Schwartz writes that "the process of relabeling and reattributing intensifies the learning that takes place during the hard work of refocusing. As a result, you begin to revalue those thoughts and urges that, before behavior therapy, would invariably lead you to perform compulsive behaviors. After adequate training in the first three steps, you are able, in time, to place a much lower value on the OCD thoughts and urges."
A Return to Innocence: Philosophical Guidance in an Age of Cynicism is based on both science and spirituality and consists of letters between Schwartz and sixteen-year-old Patrick Buckley, whose single mother asked Schwartz to communicate with her son at boarding school. The young man's letters are short, and Schwartz's replies emphasize the need for reembracing traditional moral values and leading a good life, enlivened by poetry, philosophy, and Schwartz's comments about lessons he has learned in his study of religion and psychiatry. A Publishers Weekly contributor wrote that Schwartz "offers a sound blueprint for helping teens grow into thoughtful adults who are able to make sound moral judgements."
Schwartz and his colleagues enjoyed years of clinical and research success following his four-step approach, which is documented in his later volume, The Mind and the Brain: Neuroplasticity and the Power of Mental Force. Booklist's William Beatty wrote that Schwartz and coauthor Sharon Begley "bring to life the thinking and work of many original investigators in a book that thoughtful readers will enjoy."

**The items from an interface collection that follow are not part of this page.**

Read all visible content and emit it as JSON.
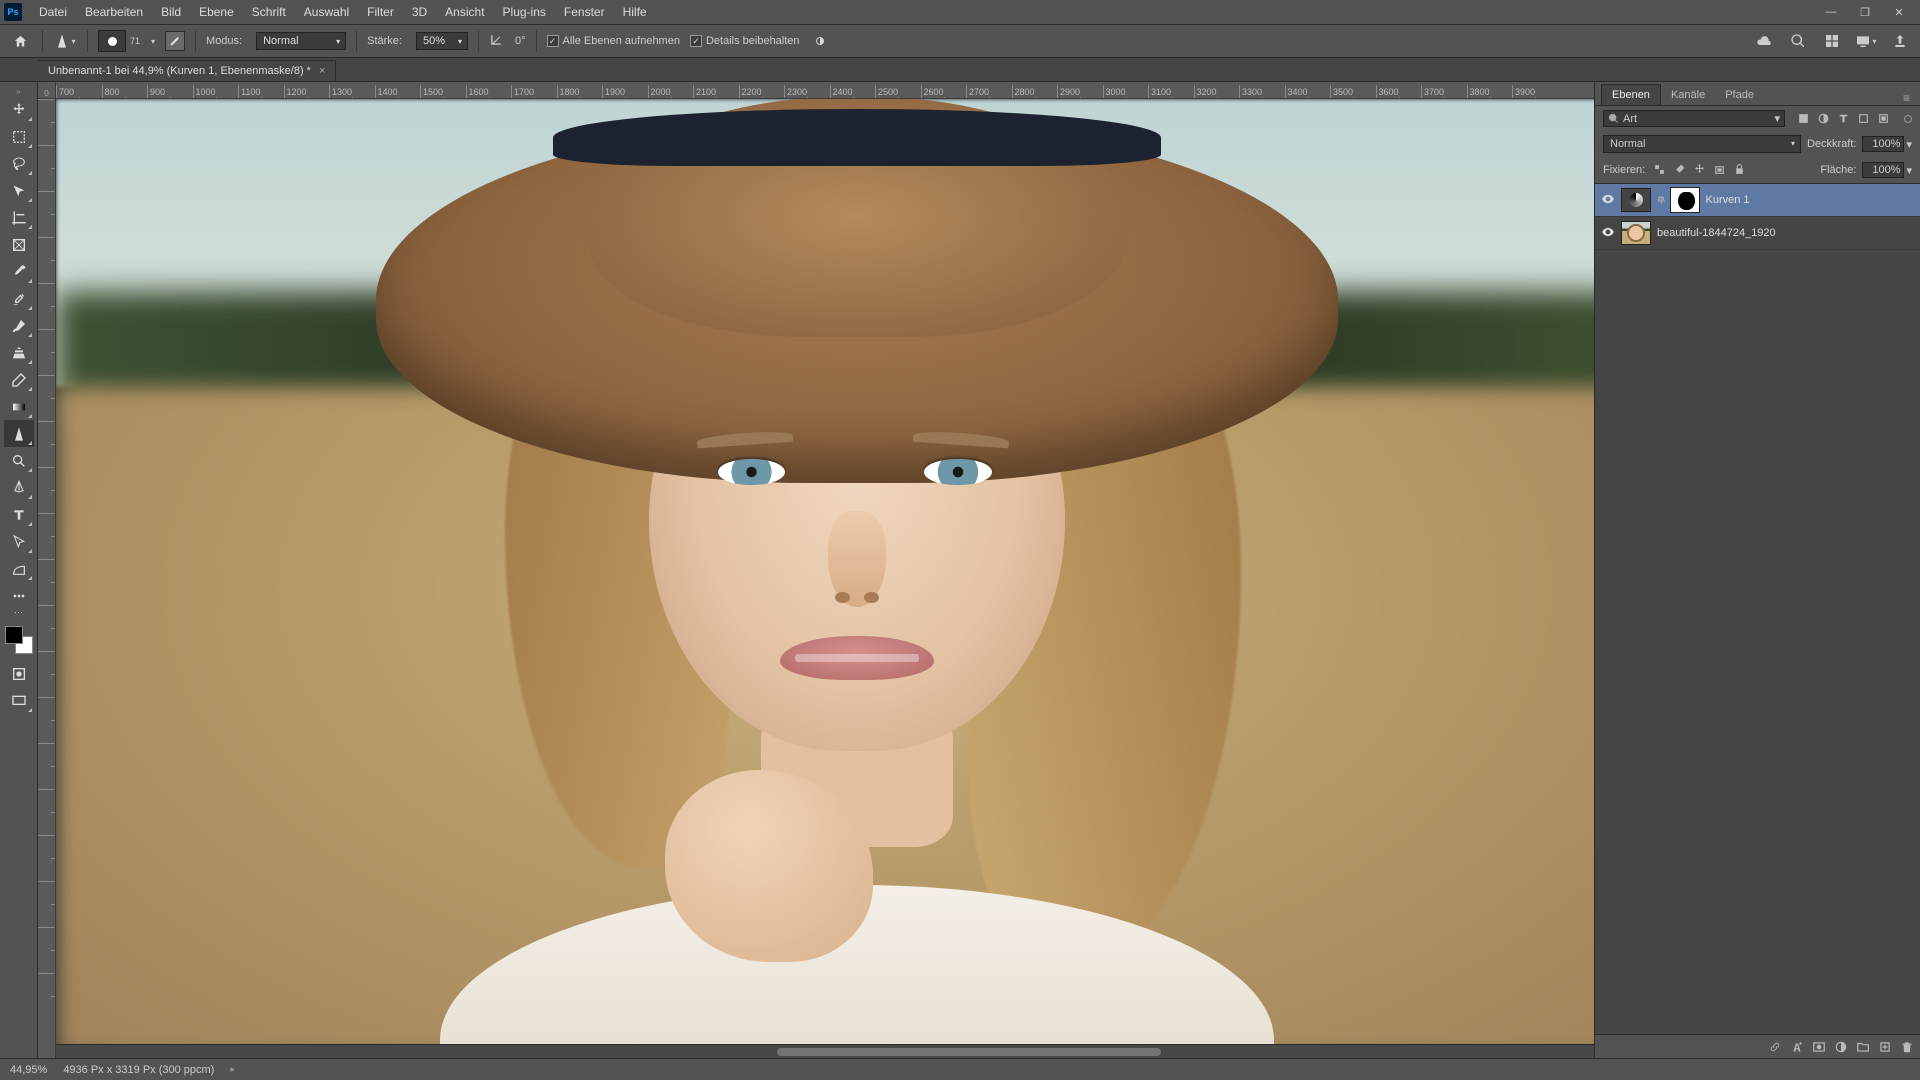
{
  "app_icon_text": "Ps",
  "menus": [
    "Datei",
    "Bearbeiten",
    "Bild",
    "Ebene",
    "Schrift",
    "Auswahl",
    "Filter",
    "3D",
    "Ansicht",
    "Plug-ins",
    "Fenster",
    "Hilfe"
  ],
  "options": {
    "brush_size_label": "71",
    "modus_label": "Modus:",
    "modus_value": "Normal",
    "staerke_label": "Stärke:",
    "staerke_value": "50%",
    "angle_value": "0°",
    "check1_label": "Alle Ebenen aufnehmen",
    "check2_label": "Details beibehalten"
  },
  "document_tab": "Unbenannt-1 bei 44,9% (Kurven 1, Ebenenmaske/8) *",
  "ruler_ticks": [
    "700",
    "800",
    "900",
    "1000",
    "1100",
    "1200",
    "1300",
    "1400",
    "1500",
    "1600",
    "1700",
    "1800",
    "1900",
    "2000",
    "2100",
    "2200",
    "2300",
    "2400",
    "2500",
    "2600",
    "2700",
    "2800",
    "2900",
    "3000",
    "3100",
    "3200",
    "3300",
    "3400",
    "3500",
    "3600",
    "3700",
    "3800",
    "3900"
  ],
  "ruler_origin": "0",
  "panel": {
    "tabs": {
      "layers": "Ebenen",
      "channels": "Kanäle",
      "paths": "Pfade"
    },
    "search_value": "Art",
    "blend_mode": "Normal",
    "opacity_label": "Deckkraft:",
    "opacity_value": "100%",
    "lock_label": "Fixieren:",
    "fill_label": "Fläche:",
    "fill_value": "100%",
    "layers": [
      {
        "name": "Kurven 1"
      },
      {
        "name": "beautiful-1844724_1920"
      }
    ]
  },
  "status": {
    "zoom": "44,95%",
    "doc_info": "4936 Px x 3319 Px (300 ppcm)"
  }
}
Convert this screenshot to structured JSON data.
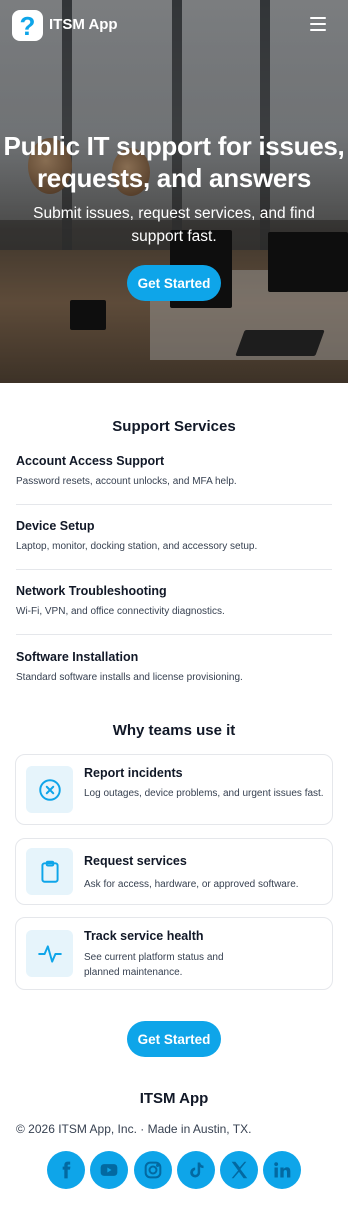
{
  "nav": {
    "brand": "ITSM App",
    "logo_glyph": "?",
    "menu_icon": "hamburger-icon"
  },
  "hero": {
    "title_line1": "Public IT support for issues,",
    "title_line2": "requests, and answers",
    "subtitle_line1": "Submit issues, request services, and find",
    "subtitle_line2": "support fast.",
    "cta": "Get Started"
  },
  "services": {
    "title": "Support Services",
    "items": [
      {
        "name": "Account Access Support",
        "desc": "Password resets, account unlocks, and MFA help."
      },
      {
        "name": "Device Setup",
        "desc": "Laptop, monitor, docking station, and accessory setup."
      },
      {
        "name": "Network Troubleshooting",
        "desc": "Wi-Fi, VPN, and office connectivity diagnostics."
      },
      {
        "name": "Software Installation",
        "desc": "Standard software installs and license provisioning."
      }
    ]
  },
  "why": {
    "title": "Why teams use it",
    "cards": [
      {
        "icon": "x-circle-icon",
        "title": "Report incidents",
        "desc": "Log outages, device problems, and urgent issues fast."
      },
      {
        "icon": "clipboard-icon",
        "title": "Request services",
        "desc": "Ask for access, hardware, or approved software."
      },
      {
        "icon": "activity-icon",
        "title": "Track service health",
        "desc": "See current platform status and planned maintenance."
      }
    ]
  },
  "footer": {
    "cta": "Get Started",
    "brand": "ITSM App",
    "copyright": "© 2026 ITSM App, Inc. · Made in Austin, TX.",
    "social": [
      "facebook-icon",
      "youtube-icon",
      "instagram-icon",
      "tiktok-icon",
      "x-icon",
      "linkedin-icon"
    ]
  },
  "colors": {
    "accent": "#0ea5e9",
    "icon_bg": "#e6f4fb",
    "text": "#111827",
    "muted": "#374151"
  }
}
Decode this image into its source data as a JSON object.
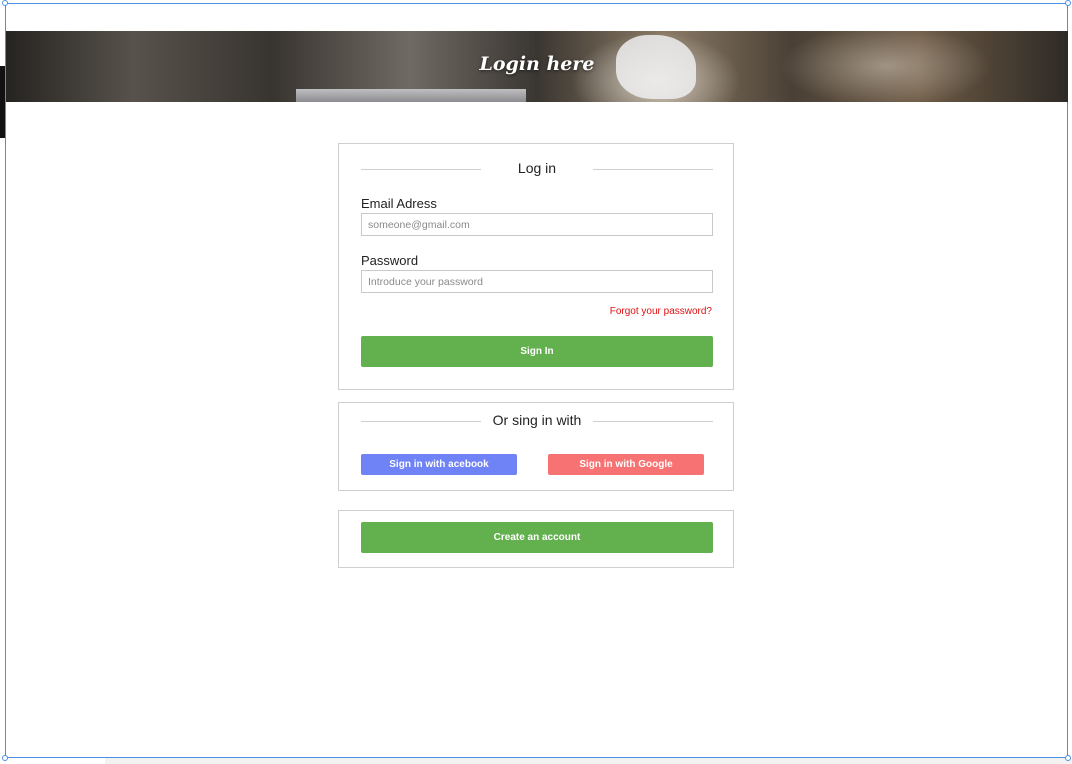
{
  "banner": {
    "title": "Login here"
  },
  "login": {
    "heading": "Log in",
    "email_label": "Email Adress",
    "email_placeholder": "someone@gmail.com",
    "password_label": "Password",
    "password_placeholder": "Introduce your password",
    "forgot_label": "Forgot your password?",
    "signin_label": "Sign In"
  },
  "social": {
    "heading": "Or sing in with",
    "facebook_label": "Sign in with acebook",
    "google_label": "Sign in with Google"
  },
  "create": {
    "label": "Create an account"
  },
  "colors": {
    "primary_green": "#63b04e",
    "facebook_blue": "#6f82f6",
    "google_red": "#f77272",
    "link_red": "#e11010",
    "selection_blue": "#4a90e2"
  }
}
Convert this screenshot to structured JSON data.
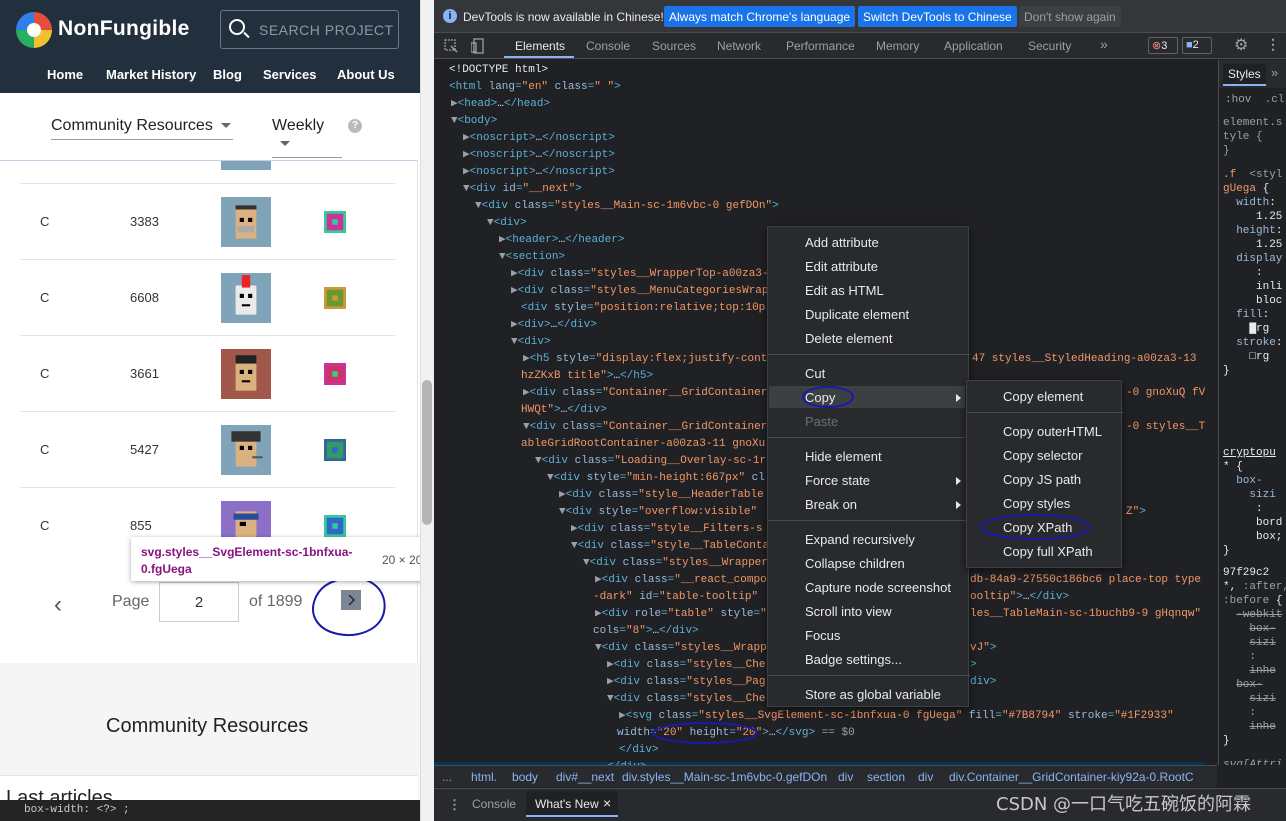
{
  "site": {
    "logo_text": "NonFungible",
    "search_placeholder": "SEARCH PROJECT",
    "nav": [
      "Home",
      "Market History",
      "Blog",
      "Services",
      "About Us"
    ],
    "category_select": "Community Resources",
    "period_select": "Weekly",
    "help_icon": "?",
    "rows": [
      {
        "c": "C",
        "n": "3383"
      },
      {
        "c": "C",
        "n": "6608"
      },
      {
        "c": "C",
        "n": "3661"
      },
      {
        "c": "C",
        "n": "5427"
      },
      {
        "c": "C",
        "n": "855"
      }
    ],
    "tooltip": {
      "name": "svg.styles__SvgElement-sc-1bnfxua-0.fgUega",
      "dims": "20 × 20"
    },
    "pager": {
      "prev": "‹",
      "page_label": "Page",
      "page_value": "2",
      "of_label": "of 1899",
      "next": "›"
    },
    "section_title": "Community Resources",
    "last_articles": "Last articles",
    "bottom_strip": "box-width: <?> ;"
  },
  "devtools": {
    "banner": {
      "text": "DevTools is now available in Chinese!",
      "btn_match": "Always match Chrome's language",
      "btn_switch": "Switch DevTools to Chinese",
      "btn_dismiss": "Don't show again"
    },
    "tabs": [
      "Elements",
      "Console",
      "Sources",
      "Network",
      "Performance",
      "Memory",
      "Application",
      "Security"
    ],
    "more_tabs": "»",
    "errors_count": "3",
    "messages_count": "2",
    "active_tab": "Elements",
    "context_menu": [
      "Add attribute",
      "Edit attribute",
      "Edit as HTML",
      "Duplicate element",
      "Delete element",
      "Cut",
      "Copy",
      "Paste",
      "Hide element",
      "Force state",
      "Break on",
      "Expand recursively",
      "Collapse children",
      "Capture node screenshot",
      "Scroll into view",
      "Focus",
      "Badge settings...",
      "Store as global variable"
    ],
    "copy_submenu": [
      "Copy element",
      "Copy outerHTML",
      "Copy selector",
      "Copy JS path",
      "Copy styles",
      "Copy XPath",
      "Copy full XPath"
    ],
    "breadcrumb": [
      "html.",
      "body",
      "div#__next",
      "div.styles__Main-sc-1m6vbc-0.gefDOn",
      "div",
      "section",
      "div",
      "div.Container__GridContainer-kiy92a-0.RootC"
    ],
    "breadcrumb_more": "...",
    "console_tabs": [
      "Console",
      "What's New"
    ],
    "close_glyph": "×",
    "styles_tabs": [
      "Styles",
      "»"
    ],
    "hov_cls": ":hov  .cl",
    "watermark": "CSDN @一口气吃五碗饭的阿霖",
    "selected_suffix": "== $0",
    "dom_ellipsis": "..."
  }
}
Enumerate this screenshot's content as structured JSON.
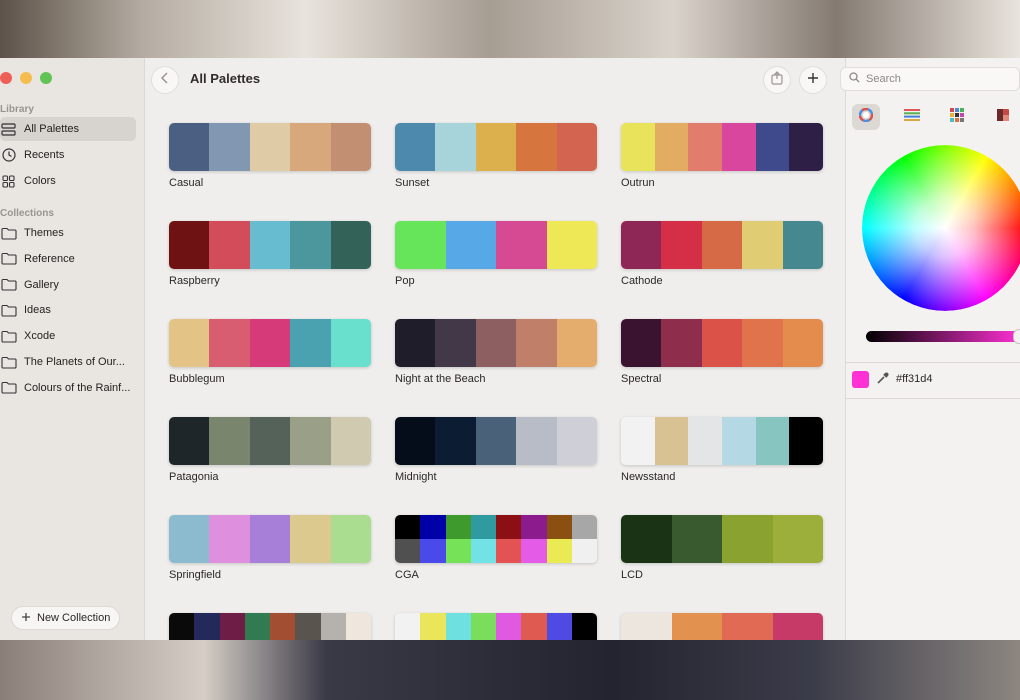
{
  "window": {
    "title": "All Palettes"
  },
  "sidebar": {
    "library_heading": "Library",
    "library_items": [
      {
        "label": "All Palettes",
        "icon": "palettes-icon",
        "active": true
      },
      {
        "label": "Recents",
        "icon": "clock-icon",
        "active": false
      },
      {
        "label": "Colors",
        "icon": "grid-icon",
        "active": false
      }
    ],
    "collections_heading": "Collections",
    "collections": [
      {
        "label": "Themes",
        "icon": "folder-icon"
      },
      {
        "label": "Reference",
        "icon": "folder-icon"
      },
      {
        "label": "Gallery",
        "icon": "folder-icon"
      },
      {
        "label": "Ideas",
        "icon": "folder-icon"
      },
      {
        "label": "Xcode",
        "icon": "folder-icon"
      },
      {
        "label": "The Planets of Our...",
        "icon": "folder-icon"
      },
      {
        "label": "Colours of the Rainf...",
        "icon": "folder-icon"
      }
    ],
    "new_collection_label": "New Collection"
  },
  "toolbar": {
    "back_icon": "chevron-left-icon",
    "export_icon": "export-icon",
    "add_icon": "plus-icon"
  },
  "search": {
    "placeholder": "Search"
  },
  "palettes": [
    {
      "name": "Casual",
      "colors": [
        "#4b5f82",
        "#8297b2",
        "#dfcba6",
        "#d7a87b",
        "#c38f73"
      ]
    },
    {
      "name": "Sunset",
      "colors": [
        "#4d88ad",
        "#a7d4da",
        "#dcb04c",
        "#d6753d",
        "#d26450"
      ]
    },
    {
      "name": "Outrun",
      "colors": [
        "#e8e35a",
        "#e2ad62",
        "#e27d6e",
        "#d8469d",
        "#3e4a8c",
        "#2d1f45"
      ]
    },
    {
      "name": "Raspberry",
      "colors": [
        "#6e1214",
        "#d24c5a",
        "#67bccf",
        "#4b979d",
        "#336358"
      ]
    },
    {
      "name": "Pop",
      "colors": [
        "#66e55a",
        "#56a8e6",
        "#d64a93",
        "#eee856"
      ]
    },
    {
      "name": "Cathode",
      "colors": [
        "#8f2756",
        "#d42f47",
        "#d76a46",
        "#e0cc73",
        "#46888f"
      ]
    },
    {
      "name": "Bubblegum",
      "colors": [
        "#e3c386",
        "#d85d70",
        "#d73a78",
        "#4aa2b1",
        "#69e0ce"
      ]
    },
    {
      "name": "Night at the Beach",
      "colors": [
        "#1f1d2a",
        "#433848",
        "#8d5f60",
        "#c07f68",
        "#e5ad6d"
      ]
    },
    {
      "name": "Spectral",
      "colors": [
        "#3a1331",
        "#8f2d4d",
        "#db5348",
        "#e0724c",
        "#e48b4e"
      ]
    },
    {
      "name": "Patagonia",
      "colors": [
        "#1e2629",
        "#79856d",
        "#55625a",
        "#9aa087",
        "#d0cbb0"
      ]
    },
    {
      "name": "Midnight",
      "colors": [
        "#040d19",
        "#0c1c32",
        "#4a6279",
        "#b8bcc7",
        "#cfd0d7"
      ]
    },
    {
      "name": "Newsstand",
      "colors": [
        "#f2f2f2",
        "#d8c192",
        "#e4e5e6",
        "#b4d8e4",
        "#86c5c0",
        "#000000"
      ]
    },
    {
      "name": "Springfield",
      "colors": [
        "#8cbbcf",
        "#de90df",
        "#a87fd8",
        "#dbc98e",
        "#abdd91"
      ]
    },
    {
      "name": "CGA",
      "two_row": true,
      "colors": [
        "#000000",
        "#0000a8",
        "#3e9a2c",
        "#2f9aa0",
        "#8c0f14",
        "#8c1b8d",
        "#8a5012",
        "#a7a7a7",
        "#505050",
        "#4a4aea",
        "#76e258",
        "#72e2e6",
        "#e35354",
        "#e45be7",
        "#eaea55",
        "#f0f0f0"
      ]
    },
    {
      "name": "LCD",
      "colors": [
        "#1a3315",
        "#395a2f",
        "#8aa22f",
        "#9caf3a"
      ]
    },
    {
      "name": "",
      "colors": [
        "#0a0a0a",
        "#23295a",
        "#6e1d46",
        "#317a52",
        "#a24e33",
        "#5a544f",
        "#b5b2ae",
        "#efe7dd"
      ]
    },
    {
      "name": "",
      "colors": [
        "#f2f2f2",
        "#eae55a",
        "#6de0df",
        "#7ade5c",
        "#df5ae0",
        "#df5a51",
        "#4e4ae2",
        "#000000"
      ]
    },
    {
      "name": "",
      "colors": [
        "#ece6de",
        "#e2914f",
        "#e06a53",
        "#c63a68"
      ]
    }
  ],
  "inspector": {
    "tabs": [
      {
        "icon": "color-wheel-icon",
        "active": true
      },
      {
        "icon": "sliders-icon",
        "active": false
      },
      {
        "icon": "palette-grid-icon",
        "active": false
      },
      {
        "icon": "image-palette-icon",
        "active": false
      }
    ],
    "brightness_percent": 100,
    "current_color": "#ff31d4",
    "hex_value": "#ff31d4",
    "eyedropper_icon": "eyedropper-icon"
  }
}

In The Mind and the Brain, Schwartz shows that the rechanneling of compulsive urges can change the brain's neuronal circuitry. Most important is the research that proves that neural circuits, previously thought to be hardwired for life from an early age, are in fact plastic throughout life and capable of being altered. This finding is groundbreaking in its application to stroke patients and sufferers from such conditions as dyslexia. A Publishers Weekly reviewer commented that "the medical results and treatments they summarize are exciting and deserve widespread attention."
Of the approximately 600,000 people in the United States who suffer from stroke each year, one quarter die, and half are left seriously disabled. Although damaged parts of victims' brains may not recover, Schwartz points out that undamaged parts may be "rezoned," and functions previously performed by the damaged portions can be "reallocated" to these functioning parts of the brain. This discovery was made primarily through Schwartz's research and treatment of OCD.
First Things writer William A. Dembski noted that in The Mind and the Brain Schwartz shows "not only that patients who undertook this therapy experienced considerable relief from OCD symptoms, but also that their brain scans indicated a lasting realignment of brain activity patterns. Thus, without any intervention directly affecting their brains, OCD patients were able to reorganize their brains by intentionally modifying their thoughts and behaviors. The important point for Schwartz here is not simply that modified thoughts and behaviors permanently altered patterns of brain activity, but that such modification resulted from, as he calls it, 'mindful attention'—conscious and purposive thoughts or actions in which the agent adopts the stance of a detached observer." Dembski wrote that the description of the research "is worth the price of the book."
BIOGRAPHICAL AND CRITICAL SOURCES:
Booklist, October 1, 2002, William Beatty, review of The Mind and the Brain: Neuroplasticity and the Power of Mental Force, p. 282.
First Things, May, 2003, William A. Dembski, review of The Mind and the Brain, p. 58.
New Scientist, March 8, 2003, Itiel Dror, review of The Mind and the Brain, p. 56.
Publishers Weekly, August 24, 1998, review of A Return to Innocence: Philosophical Guidance in an Age of Cynicism, p. 36; September 23, 2002, review of The Mind and the Brain, p. 64.
Westwood Institute for Anxiety Disorders Web site,http://www.hope4ocd.com/ (August 26, 2003).*